Democratic National Committee Chairman Tim Kaine said he will run for the U.S. Senate in Virginia in next year’s election, bolstering his party’s chances of keeping the open seat by having a proven fundraiser and former governor of the state in the race.
Kaine, 53, made the announcement on a video posted on a website established for his candidacy. Sitting on the porch steps of his home in Richmond, Kaine said he is entering the race “because America has big challenges and I’m convinced that Virginia has answers to strengthen our nation.”
He touted his record as the state’s governor, such as recruiting efforts that helped companies including Ikea Group and Roll Royce Group Plc establish facilities in the state.
The seat opened up when Senator James Webb, a Democrat who won the seat in one of 2006’s most competitive races, said in February he won’t seek re-election.

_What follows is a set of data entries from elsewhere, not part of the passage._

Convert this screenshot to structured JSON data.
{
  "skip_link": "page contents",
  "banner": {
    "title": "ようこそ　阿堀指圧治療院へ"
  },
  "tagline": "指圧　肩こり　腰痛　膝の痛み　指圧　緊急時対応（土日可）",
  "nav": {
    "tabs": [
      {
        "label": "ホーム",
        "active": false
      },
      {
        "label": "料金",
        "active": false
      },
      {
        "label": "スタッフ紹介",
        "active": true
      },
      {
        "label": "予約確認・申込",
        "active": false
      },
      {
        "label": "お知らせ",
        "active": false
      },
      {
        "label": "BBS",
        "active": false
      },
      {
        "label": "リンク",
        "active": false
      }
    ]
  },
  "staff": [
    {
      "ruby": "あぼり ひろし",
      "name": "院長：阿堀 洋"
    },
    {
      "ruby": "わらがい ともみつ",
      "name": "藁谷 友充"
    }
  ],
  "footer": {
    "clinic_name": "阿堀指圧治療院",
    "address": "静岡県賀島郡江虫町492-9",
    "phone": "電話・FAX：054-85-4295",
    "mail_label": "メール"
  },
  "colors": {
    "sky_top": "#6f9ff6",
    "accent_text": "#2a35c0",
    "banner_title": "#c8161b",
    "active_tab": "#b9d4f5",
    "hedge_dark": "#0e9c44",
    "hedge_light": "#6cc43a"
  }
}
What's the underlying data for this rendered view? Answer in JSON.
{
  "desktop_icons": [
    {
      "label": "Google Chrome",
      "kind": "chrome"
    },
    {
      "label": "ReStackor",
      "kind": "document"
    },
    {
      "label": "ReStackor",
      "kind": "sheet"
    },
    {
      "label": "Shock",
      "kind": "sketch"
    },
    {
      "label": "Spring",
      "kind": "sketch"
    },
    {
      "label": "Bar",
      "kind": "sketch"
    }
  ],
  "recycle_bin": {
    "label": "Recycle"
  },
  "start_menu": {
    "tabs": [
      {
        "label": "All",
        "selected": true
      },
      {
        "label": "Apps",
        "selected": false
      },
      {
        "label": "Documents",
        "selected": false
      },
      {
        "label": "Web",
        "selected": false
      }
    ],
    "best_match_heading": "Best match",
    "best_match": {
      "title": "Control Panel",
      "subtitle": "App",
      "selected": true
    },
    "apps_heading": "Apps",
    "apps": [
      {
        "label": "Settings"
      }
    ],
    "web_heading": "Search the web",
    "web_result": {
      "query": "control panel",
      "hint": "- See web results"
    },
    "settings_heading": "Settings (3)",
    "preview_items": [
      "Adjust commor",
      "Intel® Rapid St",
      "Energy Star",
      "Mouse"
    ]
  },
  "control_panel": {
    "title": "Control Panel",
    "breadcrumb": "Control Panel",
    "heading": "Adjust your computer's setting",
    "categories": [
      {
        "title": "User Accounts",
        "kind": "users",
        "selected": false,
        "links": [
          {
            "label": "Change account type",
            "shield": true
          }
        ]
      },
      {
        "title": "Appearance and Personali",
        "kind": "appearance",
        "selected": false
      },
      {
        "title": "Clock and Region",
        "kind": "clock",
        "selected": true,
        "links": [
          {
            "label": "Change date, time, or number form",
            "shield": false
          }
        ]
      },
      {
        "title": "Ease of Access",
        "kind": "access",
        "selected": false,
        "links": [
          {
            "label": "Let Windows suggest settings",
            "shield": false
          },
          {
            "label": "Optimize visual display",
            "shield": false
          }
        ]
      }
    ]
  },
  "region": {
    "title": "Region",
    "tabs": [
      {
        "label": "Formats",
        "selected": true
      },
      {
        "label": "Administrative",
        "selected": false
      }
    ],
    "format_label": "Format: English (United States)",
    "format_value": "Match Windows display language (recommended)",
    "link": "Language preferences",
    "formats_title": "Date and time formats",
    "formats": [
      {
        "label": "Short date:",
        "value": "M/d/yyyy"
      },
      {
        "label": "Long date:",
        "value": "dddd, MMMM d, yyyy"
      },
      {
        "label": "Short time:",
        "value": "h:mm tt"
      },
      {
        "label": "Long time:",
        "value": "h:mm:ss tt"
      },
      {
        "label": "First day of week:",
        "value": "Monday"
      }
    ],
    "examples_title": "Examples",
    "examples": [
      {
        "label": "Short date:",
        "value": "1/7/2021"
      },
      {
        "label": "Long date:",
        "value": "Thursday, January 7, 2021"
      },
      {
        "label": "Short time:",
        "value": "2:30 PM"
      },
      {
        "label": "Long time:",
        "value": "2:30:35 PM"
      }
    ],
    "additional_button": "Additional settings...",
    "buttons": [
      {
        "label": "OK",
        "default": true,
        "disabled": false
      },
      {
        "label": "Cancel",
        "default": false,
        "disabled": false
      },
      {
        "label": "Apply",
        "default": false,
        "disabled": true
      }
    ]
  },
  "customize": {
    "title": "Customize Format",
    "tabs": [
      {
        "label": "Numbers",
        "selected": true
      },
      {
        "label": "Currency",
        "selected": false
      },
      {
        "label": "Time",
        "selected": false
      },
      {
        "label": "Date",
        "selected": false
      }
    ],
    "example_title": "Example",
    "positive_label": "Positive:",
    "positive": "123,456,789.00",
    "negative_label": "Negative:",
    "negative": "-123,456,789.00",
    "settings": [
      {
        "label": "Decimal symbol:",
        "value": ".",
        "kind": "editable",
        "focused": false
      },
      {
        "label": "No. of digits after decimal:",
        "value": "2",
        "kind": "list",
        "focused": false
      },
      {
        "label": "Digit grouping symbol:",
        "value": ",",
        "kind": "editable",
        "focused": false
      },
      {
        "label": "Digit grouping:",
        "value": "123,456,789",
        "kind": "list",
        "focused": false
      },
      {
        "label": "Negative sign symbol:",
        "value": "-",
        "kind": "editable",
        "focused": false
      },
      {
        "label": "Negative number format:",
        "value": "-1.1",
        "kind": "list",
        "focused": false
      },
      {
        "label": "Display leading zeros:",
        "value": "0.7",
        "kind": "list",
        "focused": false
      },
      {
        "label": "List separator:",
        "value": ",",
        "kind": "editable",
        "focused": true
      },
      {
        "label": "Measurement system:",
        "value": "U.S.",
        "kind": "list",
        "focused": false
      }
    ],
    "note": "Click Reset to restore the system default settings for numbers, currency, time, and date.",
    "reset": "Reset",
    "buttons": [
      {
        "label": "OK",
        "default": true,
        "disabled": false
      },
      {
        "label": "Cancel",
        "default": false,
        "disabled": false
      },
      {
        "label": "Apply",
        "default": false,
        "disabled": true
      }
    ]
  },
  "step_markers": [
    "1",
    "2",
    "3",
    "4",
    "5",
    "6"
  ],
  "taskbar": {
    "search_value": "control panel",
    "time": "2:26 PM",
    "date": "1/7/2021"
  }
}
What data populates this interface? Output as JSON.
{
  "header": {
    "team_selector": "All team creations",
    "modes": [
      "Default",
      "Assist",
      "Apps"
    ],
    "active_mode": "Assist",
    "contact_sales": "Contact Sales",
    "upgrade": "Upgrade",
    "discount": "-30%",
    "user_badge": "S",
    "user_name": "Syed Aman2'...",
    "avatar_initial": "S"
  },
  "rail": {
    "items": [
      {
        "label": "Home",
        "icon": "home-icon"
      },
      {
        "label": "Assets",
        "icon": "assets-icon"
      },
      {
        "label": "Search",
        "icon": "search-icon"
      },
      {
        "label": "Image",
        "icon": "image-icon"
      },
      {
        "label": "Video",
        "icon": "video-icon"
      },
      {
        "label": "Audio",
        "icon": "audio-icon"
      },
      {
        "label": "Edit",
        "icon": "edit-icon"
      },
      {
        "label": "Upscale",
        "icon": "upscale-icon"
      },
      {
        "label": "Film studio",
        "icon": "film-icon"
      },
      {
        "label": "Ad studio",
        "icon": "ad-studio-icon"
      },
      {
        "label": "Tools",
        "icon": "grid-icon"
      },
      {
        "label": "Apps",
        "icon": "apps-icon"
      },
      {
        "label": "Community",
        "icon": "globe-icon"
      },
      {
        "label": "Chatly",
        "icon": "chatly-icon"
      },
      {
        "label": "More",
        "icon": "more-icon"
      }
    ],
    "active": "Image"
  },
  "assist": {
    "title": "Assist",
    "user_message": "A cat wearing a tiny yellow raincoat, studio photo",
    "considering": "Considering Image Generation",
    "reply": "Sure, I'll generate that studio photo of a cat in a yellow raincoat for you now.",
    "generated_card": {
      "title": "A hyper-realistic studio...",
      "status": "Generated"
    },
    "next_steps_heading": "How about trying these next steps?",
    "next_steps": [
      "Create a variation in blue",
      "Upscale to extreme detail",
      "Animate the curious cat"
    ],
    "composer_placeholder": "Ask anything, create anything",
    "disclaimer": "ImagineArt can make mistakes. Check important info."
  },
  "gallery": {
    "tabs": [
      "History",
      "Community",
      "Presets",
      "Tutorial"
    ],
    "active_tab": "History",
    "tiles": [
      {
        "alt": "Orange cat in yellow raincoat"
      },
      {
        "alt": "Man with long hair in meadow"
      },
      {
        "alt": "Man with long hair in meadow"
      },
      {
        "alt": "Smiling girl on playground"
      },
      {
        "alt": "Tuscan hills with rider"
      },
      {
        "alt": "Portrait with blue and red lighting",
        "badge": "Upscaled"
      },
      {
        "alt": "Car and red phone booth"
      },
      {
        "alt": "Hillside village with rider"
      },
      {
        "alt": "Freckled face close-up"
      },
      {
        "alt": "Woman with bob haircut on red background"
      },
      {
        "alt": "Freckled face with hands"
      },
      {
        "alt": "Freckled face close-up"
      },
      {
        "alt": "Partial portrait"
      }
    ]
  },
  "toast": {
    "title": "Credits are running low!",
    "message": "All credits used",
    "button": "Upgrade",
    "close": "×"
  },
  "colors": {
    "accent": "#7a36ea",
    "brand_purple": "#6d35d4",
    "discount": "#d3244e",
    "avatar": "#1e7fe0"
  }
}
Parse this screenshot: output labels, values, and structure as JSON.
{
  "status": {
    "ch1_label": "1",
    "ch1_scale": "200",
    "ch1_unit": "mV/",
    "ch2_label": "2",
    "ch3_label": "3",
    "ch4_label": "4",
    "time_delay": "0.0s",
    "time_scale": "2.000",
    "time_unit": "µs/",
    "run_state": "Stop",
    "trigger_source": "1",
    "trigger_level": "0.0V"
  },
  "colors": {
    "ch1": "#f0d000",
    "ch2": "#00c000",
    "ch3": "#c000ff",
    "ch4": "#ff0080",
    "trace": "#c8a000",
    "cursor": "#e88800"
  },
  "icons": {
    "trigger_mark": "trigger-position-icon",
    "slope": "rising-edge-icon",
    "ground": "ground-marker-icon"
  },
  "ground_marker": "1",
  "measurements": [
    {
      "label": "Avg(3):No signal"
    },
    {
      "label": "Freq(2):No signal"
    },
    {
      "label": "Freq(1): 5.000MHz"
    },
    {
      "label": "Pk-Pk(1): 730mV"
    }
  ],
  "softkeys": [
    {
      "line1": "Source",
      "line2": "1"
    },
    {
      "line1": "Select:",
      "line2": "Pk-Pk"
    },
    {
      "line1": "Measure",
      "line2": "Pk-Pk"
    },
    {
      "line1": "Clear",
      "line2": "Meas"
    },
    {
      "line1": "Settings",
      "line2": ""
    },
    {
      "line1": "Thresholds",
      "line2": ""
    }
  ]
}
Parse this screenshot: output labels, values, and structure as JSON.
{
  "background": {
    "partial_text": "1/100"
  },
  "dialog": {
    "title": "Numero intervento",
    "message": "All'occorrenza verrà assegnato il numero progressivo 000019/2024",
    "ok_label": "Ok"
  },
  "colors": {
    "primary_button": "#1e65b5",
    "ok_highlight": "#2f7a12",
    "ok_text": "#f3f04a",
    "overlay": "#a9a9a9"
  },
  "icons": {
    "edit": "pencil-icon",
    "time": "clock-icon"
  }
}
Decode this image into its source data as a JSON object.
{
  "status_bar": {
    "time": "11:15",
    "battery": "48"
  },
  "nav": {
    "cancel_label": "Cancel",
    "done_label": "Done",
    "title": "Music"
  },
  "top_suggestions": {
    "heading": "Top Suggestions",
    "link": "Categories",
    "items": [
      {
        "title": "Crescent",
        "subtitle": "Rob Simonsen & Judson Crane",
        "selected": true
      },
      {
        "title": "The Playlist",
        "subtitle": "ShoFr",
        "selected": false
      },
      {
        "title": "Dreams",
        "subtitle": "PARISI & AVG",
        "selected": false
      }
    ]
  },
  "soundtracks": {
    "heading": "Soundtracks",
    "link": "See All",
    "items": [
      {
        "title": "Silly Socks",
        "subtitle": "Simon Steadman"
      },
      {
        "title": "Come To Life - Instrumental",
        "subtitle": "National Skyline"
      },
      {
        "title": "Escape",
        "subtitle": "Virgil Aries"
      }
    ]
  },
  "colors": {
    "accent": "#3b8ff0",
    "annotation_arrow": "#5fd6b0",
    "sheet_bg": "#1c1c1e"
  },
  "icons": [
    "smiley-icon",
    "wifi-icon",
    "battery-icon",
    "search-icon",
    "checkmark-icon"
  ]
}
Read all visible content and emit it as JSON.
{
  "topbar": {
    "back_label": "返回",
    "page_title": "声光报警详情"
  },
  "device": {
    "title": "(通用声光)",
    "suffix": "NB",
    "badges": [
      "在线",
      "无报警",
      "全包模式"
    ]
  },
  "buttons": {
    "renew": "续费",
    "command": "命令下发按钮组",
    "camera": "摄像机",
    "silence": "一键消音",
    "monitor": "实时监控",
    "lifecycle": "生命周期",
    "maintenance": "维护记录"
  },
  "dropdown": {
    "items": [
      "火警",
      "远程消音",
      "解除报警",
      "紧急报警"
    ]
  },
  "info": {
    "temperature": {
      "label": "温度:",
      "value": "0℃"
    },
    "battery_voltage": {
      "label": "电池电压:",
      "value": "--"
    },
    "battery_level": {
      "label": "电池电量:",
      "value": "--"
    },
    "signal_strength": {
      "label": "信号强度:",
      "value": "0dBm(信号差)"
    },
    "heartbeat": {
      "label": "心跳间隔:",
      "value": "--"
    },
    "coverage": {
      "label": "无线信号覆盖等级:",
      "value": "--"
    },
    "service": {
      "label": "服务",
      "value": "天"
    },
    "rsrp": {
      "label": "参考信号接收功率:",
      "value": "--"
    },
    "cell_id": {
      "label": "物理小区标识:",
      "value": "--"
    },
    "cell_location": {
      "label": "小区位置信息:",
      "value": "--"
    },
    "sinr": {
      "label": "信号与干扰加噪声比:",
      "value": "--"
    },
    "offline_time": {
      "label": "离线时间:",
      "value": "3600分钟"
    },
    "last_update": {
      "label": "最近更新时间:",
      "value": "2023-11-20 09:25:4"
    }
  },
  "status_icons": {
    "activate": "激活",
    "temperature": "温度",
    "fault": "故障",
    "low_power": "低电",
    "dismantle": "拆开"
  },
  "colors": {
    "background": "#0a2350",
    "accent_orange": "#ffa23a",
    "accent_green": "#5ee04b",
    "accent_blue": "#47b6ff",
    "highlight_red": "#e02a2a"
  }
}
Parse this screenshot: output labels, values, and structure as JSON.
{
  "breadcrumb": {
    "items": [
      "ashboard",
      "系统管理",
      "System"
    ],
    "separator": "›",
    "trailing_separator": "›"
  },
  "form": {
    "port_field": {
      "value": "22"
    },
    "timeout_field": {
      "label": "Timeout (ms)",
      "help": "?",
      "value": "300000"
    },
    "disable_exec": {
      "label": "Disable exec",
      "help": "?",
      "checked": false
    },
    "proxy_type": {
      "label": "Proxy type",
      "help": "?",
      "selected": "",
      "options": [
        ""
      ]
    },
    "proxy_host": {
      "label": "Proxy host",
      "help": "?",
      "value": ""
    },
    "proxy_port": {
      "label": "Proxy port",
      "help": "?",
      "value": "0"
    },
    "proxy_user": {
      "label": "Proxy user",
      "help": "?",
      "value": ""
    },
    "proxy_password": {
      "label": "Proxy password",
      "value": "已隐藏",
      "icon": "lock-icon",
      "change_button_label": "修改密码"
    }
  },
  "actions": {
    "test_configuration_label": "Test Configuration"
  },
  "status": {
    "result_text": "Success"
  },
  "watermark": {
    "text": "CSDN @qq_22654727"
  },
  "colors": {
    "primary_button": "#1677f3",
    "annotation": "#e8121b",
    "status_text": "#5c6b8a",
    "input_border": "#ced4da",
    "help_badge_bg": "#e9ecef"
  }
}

Former Republican Senator George Allen, whom Webb defeated, is already in the race, along with Republican Jamie Radtke, the Richmond Tea Party chairwoman.
Democrats control the 100-member Senate with 53 votes, and their risk of losing the chamber to Republicans in 2012 has risen with a series of retirements from incumbents in their party. While Kaine had previously said he didn’t want to run, other Virginia Democrats, including Democratic Senator Mark Warner, urged him to get into the race.
President Barack Obama, who also wanted Kaine to seek the Senate seat, picked U.S. Representative Debbie Wasserman Schultz of Florida as his choice to take over as head of the DNC. Vice President Joe Biden informed DNC members of Obama’s selection in an e-mail today after Kaine’s announcement. The DNC members must confirm the choice.
Kaine was elected Virginia governor in 2005 with 52 percent of the vote and was mayor of Richmond from 1998 to 2001. A close ally of Obama’s, he was a co-chairman of the president’s 2008 campaign and was considered a possible vice-presidential pick. He was elected Democratic Party chairman in January 2009.
Under Kaine’s leadership, the Democratic National Committee raised $225 million in 2009 and 2010 compared with $196 million for the Republican National Committee, according to the Center for Responsive Politics, which tracks donations. In the previous midterm election cycle, 2005-06, the Republicans raised $243 million and the Democrats trailed with $131 million.
On March 2, Senator Daniel Akaka of Hawaii became the fifth Democratic caucus member to announce he won’t run for re-election in 2012. Along with Webb, Democratic Senators Jeff Bingaman of New Mexico and Kent Conrad of North Dakota said they will retire, as has independent Joe Lieberman of Connecticut, who caucuses with the Democrats.
Republican Senators John Ensign of Nevada, Kay Bailey Hutchison of Texas and Jon Kyl of Arizona have also said they won’t seek re-election in 2012.
While Obama carried Virginia in 2008 -- the first Democrat to do so in 44 years -- Republicans won three Democratic-held House seats in last fall’s elections, and Republican Robert McDonnell won the governorship in 2009.
Kaine’s decision sets up a likely battle with Allen, also a former Virginia governor, said Jennifer Duffy, Senate editor at the nonpartisan Cook Political Report in Washington.
“Obviously this sets up one of the marquee races of the cycle,” Duffy said. “It’s a test not only of the Senate race, but also how much Virginia’s politics have really changed.”
Allen today disputed Kaine’s accomplishments as governor, saying in a statement the Democrat’s term “was marked by his proposals calling for staggering tax increases and by substantial job losses.”
“After being convinced by his liberal allies in Washington to run,” Kaine’s announcement “sets up a clear contrast for the families of Virginia,” Allen said.
Kaine adviser Mo Elleithee responded with a statement saying “it’s unfortunate that George Allen has resorted to name calling so early in this campaign. Virginians deserve a senator who will focus on our nation’s economic challenges and will bring more civility to Washington.”
Allen, 59, was favored to win re-election in 2006 until a campaign gaffe less than three months before the vote. In a speech to voters, he referred to a Webb campaign aide as “macaca.” The remark is considered a racial slur in some countries, referring to a macaque, a kind of monkey.
Allen later said he made up the word and apologized for using it to refer to the Indian-American man who was videotaping him. Still, that campaign mistake combined with a wave of support for Democratic candidates that year helped Webb defeat Allen, 50 percent to 49 percent.